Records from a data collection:
Content starts

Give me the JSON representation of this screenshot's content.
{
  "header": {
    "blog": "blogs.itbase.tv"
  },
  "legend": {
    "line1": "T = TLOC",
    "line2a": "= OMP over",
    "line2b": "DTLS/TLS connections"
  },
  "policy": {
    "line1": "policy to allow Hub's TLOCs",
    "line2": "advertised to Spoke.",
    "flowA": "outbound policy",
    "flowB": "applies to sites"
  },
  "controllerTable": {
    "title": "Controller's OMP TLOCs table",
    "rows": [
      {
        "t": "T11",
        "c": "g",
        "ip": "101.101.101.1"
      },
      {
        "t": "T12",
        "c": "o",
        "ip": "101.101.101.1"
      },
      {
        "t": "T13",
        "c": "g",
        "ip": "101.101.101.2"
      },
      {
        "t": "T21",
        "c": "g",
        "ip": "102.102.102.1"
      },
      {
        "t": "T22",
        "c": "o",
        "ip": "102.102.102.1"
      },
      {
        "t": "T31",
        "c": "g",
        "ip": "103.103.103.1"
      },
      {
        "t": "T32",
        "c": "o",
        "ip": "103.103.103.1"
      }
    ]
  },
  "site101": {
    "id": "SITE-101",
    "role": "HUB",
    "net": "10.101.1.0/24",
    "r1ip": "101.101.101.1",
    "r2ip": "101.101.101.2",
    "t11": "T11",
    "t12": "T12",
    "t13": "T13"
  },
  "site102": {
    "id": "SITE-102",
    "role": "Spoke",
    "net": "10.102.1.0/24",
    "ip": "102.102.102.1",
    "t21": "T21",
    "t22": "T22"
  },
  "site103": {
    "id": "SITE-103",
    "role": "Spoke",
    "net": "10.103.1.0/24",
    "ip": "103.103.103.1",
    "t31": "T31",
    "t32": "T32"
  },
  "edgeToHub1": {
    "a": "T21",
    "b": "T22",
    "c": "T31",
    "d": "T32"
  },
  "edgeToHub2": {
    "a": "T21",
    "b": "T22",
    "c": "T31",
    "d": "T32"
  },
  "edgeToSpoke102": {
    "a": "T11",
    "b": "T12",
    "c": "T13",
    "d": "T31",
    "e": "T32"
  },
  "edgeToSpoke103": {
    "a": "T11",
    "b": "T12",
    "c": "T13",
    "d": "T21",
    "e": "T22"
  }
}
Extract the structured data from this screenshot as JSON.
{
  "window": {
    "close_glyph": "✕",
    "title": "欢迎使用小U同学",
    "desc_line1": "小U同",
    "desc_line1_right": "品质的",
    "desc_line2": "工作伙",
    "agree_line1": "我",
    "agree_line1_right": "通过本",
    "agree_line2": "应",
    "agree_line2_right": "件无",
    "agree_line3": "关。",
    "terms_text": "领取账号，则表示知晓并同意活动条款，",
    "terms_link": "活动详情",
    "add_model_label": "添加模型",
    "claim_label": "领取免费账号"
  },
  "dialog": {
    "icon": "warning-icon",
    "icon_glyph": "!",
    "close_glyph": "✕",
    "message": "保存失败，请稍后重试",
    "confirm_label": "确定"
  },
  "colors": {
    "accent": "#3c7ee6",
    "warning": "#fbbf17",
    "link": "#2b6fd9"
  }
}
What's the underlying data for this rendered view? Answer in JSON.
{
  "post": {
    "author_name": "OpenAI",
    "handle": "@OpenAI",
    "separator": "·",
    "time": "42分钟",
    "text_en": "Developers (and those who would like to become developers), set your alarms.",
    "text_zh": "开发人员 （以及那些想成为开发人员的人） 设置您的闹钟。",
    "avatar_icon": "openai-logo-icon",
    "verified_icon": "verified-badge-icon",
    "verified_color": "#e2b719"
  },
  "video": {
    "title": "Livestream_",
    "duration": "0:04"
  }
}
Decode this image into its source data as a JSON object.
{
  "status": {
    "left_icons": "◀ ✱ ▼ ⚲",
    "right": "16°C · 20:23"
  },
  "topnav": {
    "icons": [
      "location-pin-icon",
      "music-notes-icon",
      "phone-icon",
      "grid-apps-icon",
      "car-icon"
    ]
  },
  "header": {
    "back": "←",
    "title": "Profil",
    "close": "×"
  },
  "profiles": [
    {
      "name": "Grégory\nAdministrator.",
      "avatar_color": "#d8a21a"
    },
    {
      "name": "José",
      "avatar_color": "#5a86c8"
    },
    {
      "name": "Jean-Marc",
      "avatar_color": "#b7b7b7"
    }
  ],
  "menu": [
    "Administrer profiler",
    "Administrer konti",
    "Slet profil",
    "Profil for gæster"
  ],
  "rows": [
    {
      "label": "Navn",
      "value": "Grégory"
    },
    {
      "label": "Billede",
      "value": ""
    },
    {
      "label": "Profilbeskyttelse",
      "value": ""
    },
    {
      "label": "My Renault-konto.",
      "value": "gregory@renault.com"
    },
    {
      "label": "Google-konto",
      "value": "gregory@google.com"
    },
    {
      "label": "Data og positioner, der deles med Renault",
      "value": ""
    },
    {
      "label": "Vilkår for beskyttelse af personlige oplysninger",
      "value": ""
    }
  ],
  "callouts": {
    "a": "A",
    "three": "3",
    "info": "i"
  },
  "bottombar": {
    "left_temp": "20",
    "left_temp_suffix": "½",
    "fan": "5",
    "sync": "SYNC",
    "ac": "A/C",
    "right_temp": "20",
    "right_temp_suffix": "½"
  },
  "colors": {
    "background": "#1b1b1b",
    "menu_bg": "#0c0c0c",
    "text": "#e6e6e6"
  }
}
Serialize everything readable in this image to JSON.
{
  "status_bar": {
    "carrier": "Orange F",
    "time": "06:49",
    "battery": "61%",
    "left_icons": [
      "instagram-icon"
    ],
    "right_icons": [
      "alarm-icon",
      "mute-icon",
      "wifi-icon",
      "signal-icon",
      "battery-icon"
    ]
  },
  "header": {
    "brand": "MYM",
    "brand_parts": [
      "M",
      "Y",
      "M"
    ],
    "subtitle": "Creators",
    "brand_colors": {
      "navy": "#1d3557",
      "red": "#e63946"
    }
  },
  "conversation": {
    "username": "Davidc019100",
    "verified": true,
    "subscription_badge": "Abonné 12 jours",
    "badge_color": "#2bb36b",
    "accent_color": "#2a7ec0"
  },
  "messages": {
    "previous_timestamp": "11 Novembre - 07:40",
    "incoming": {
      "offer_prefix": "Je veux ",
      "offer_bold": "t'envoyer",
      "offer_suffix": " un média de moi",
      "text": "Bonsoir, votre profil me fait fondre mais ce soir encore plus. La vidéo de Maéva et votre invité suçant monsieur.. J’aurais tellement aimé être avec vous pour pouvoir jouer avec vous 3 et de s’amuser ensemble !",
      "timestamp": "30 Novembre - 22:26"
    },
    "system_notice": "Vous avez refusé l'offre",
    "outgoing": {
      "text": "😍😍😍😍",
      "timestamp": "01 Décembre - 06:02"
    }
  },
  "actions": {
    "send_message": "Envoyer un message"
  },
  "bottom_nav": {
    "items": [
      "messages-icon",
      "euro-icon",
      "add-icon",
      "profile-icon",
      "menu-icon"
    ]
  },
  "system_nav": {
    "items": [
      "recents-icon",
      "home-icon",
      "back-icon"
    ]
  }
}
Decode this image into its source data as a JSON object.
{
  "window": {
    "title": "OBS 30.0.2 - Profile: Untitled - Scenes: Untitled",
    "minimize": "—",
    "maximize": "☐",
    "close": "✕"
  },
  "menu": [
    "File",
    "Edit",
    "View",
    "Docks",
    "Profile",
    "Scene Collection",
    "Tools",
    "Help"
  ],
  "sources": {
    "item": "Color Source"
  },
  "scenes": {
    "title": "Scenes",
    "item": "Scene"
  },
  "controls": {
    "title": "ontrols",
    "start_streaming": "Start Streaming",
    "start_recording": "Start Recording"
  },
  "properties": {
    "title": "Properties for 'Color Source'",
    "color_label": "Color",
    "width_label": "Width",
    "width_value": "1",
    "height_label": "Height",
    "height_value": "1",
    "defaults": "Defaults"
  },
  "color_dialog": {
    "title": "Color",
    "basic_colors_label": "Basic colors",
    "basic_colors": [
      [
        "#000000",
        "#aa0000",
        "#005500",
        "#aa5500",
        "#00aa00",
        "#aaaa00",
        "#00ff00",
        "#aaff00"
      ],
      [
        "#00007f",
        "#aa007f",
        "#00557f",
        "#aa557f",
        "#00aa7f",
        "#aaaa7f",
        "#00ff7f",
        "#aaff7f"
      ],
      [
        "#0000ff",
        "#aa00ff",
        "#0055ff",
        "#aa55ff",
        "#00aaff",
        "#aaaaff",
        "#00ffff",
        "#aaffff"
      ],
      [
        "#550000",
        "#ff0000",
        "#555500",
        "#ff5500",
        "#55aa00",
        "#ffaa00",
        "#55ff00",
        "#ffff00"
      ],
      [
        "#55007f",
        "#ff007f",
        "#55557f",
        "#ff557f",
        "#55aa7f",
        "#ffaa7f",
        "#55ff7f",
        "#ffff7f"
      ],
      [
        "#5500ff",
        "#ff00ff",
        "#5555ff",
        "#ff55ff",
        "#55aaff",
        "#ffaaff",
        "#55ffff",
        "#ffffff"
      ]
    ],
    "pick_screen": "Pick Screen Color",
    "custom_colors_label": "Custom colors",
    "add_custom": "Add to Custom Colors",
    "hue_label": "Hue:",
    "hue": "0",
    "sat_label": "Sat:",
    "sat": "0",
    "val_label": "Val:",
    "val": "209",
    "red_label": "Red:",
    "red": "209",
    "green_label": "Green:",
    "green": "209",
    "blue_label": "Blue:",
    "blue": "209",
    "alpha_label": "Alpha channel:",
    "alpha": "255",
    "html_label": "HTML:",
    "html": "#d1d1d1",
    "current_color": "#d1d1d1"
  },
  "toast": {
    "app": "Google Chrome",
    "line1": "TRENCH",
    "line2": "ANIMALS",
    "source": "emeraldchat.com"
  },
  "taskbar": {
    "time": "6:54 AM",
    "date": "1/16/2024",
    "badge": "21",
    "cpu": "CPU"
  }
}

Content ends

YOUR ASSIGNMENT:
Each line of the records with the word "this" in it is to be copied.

WRITTEN ANSWER:
Give me the JSON representation of this screenshot's content.
Extract the structured data from this screenshot as JSON.
What's the underlying data for this rendered view? Answer in JSON.
Decode this image into its source data as a JSON object.
Serialize everything readable in this image to JSON.
Decode this image into its source data as a JSON object.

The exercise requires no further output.